**DIRECTIONS FOR THIS TASK:** Search the data for the word "title" and copy each line that has it.

**EXTRACTED ENTRIES:**
.....

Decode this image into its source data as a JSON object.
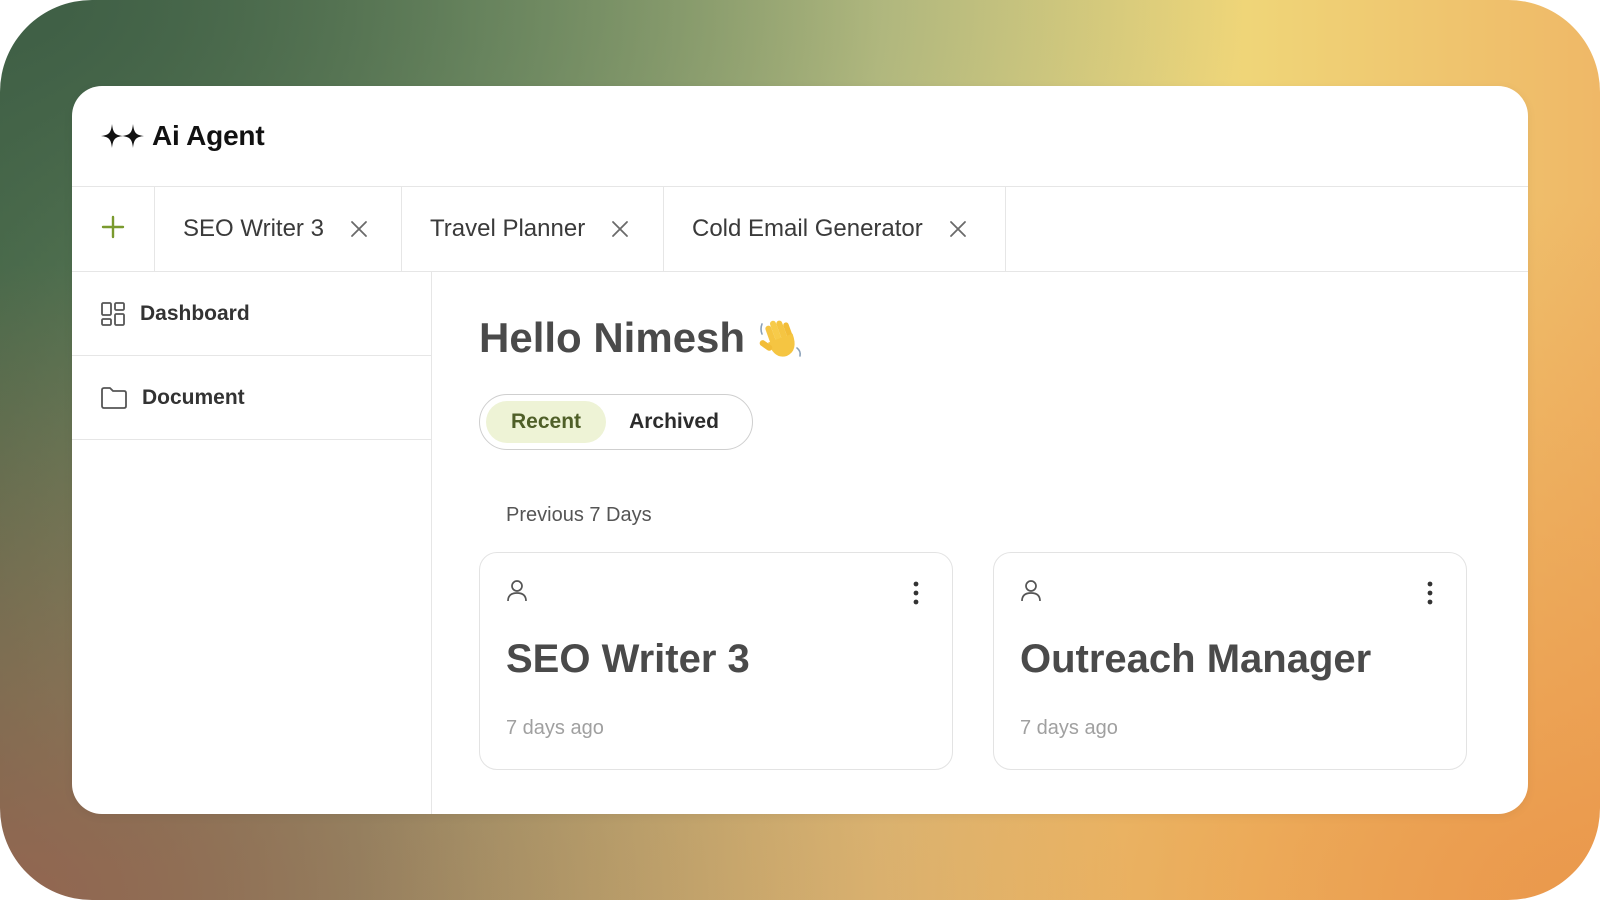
{
  "app": {
    "title": "Ai Agent",
    "logo_icon": "sparkles-icon"
  },
  "tabs": {
    "add_icon": "plus-icon",
    "items": [
      {
        "label": "SEO Writer 3",
        "close_icon": "close-icon"
      },
      {
        "label": "Travel Planner",
        "close_icon": "close-icon"
      },
      {
        "label": "Cold Email Generator",
        "close_icon": "close-icon"
      }
    ]
  },
  "sidebar": {
    "items": [
      {
        "label": "Dashboard",
        "icon": "dashboard-grid-icon"
      },
      {
        "label": "Document",
        "icon": "folder-icon"
      }
    ]
  },
  "main": {
    "greeting": "Hello Nimesh",
    "greeting_emoji": "👋",
    "toggle": {
      "active": "Recent",
      "inactive": "Archived"
    },
    "section_label": "Previous 7 Days",
    "cards": [
      {
        "title": "SEO Writer 3",
        "time": "7 days ago",
        "icon": "user-icon",
        "menu_icon": "more-vertical-icon"
      },
      {
        "title": "Outreach Manager",
        "time": "7 days ago",
        "icon": "user-icon",
        "menu_icon": "more-vertical-icon"
      }
    ]
  },
  "colors": {
    "accent_green": "#7a9a2e",
    "active_toggle_bg": "#eef3d6",
    "active_toggle_text": "#4f5f28"
  }
}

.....

**REPLY:**
    "title": "Ai Agent",
        "title": "SEO Writer 3",
        "title": "Outreach Manager",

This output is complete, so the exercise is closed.